Lyme Disease Infections Have More Than Tripled in Rural America Since 2007: Health Insurance Analysts

By Naveen Athrappully
Naveen Athrappully
Naveen Athrappully
Naveen Athrappully is a news reporter covering business and world events at The Epoch Times.
August 3, 2022 Updated: August 3, 2022

The spread of Lyme disease has increased dramatically over the past 15 years with the illness more than tripling in rural areas, according to the nonprofit FAIR Health’s recent analysis of health insurance claims.

Lyme disease, caused by the Borrelia burgdorferi bacteria, is transmitted to humans through the bites of infected blacklegged ticks, often called “deer ticks.”

From 2007 to 2021, private insurance claims with a Lyme disease diagnosis in rural America jumped by 357 percent and in urban areas by 65 percent (pdf).

A significant share of that increase occurred in the years between 2016 and 2021, with a 60 percent increase in rural areas and 19 percent increase in urban areas.

FAIR Health also identified seasonal geographic trends in claims between 2016 and 2021, with the months of June and July seeing more incidents in rural regions and the months of November to April seeing more cases in urban areas.

In 2017, the states with the highest proportion of Lyme disease diagnoses on insurance claims were New Jersey, Connecticut, North Carolina, Rhode Island, and Vermont. In 2021, Maine replaced North Carolina, claiming a spot in the top five.

FAIR Health reported that symptoms like fatigue and malaise were more common among patients with Lyme disease than among other patients.

“Lyme disease remains a growing public health concern. FAIR Health will continue to use its repository of claims data to provide actionable and relevant insights to healthcare stakeholders seeking to better understand the ongoing rise of Lyme disease cases,” FAIR Health President Robin Gelburd said in an Aug. 2 news release.
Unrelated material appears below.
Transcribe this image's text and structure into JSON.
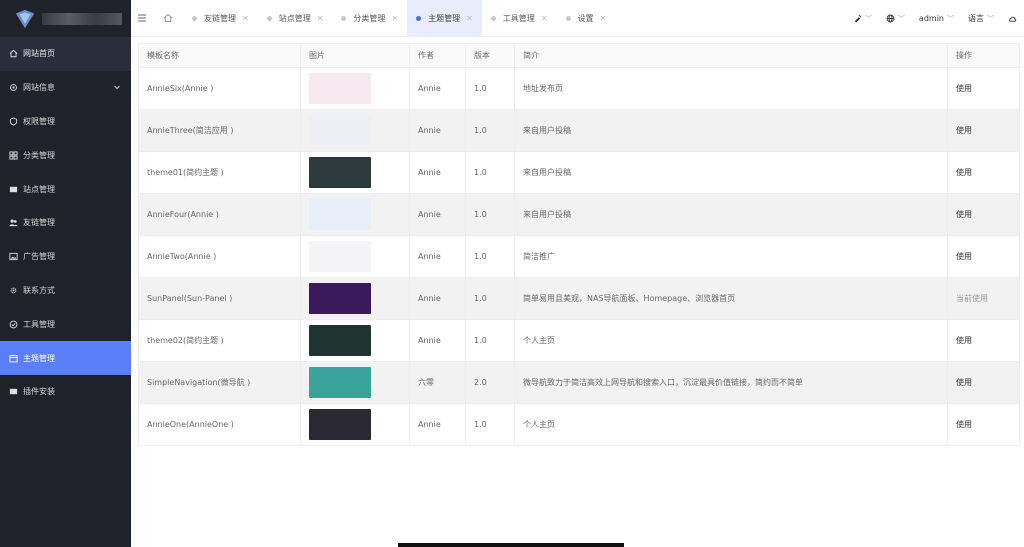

Lyme Disease

The usual symptoms of Lyme disease include headache, fatigue, fever, and a skin rash called erythema migrans, often described as a “bull’s-eye” rash. If the infection is not treated, it can spread to the nervous system, heart, and joints. Most cases can typically be treated successfully after taking antibiotics for a few weeks.

Reducing tick habitats, applying pesticides to infested areas, using insect repellent, and immediately removing any ticks found on the body are some of the ways to prevent a Lyme disease infection.

The Centers for Disease Control and Prevention (CDC) estimates about 476,000 Americans are diagnosed and treated annually for Lyme disease.

The CDC studied the economic burden of Lyme disease between 2014 and 2016 and found that Americans spent between $345 million and $968 million each year for expenses related to the illness.

The average patient spent about $1,200 per infection.

Researchers estimate that over 14 percent of the world’s population has been infected with Lyme disease at some point, according to an analysis of antibody data published in BMJ Global Health in June.

Naveen Athrappully is a news reporter covering business and world events at The Epoch Times.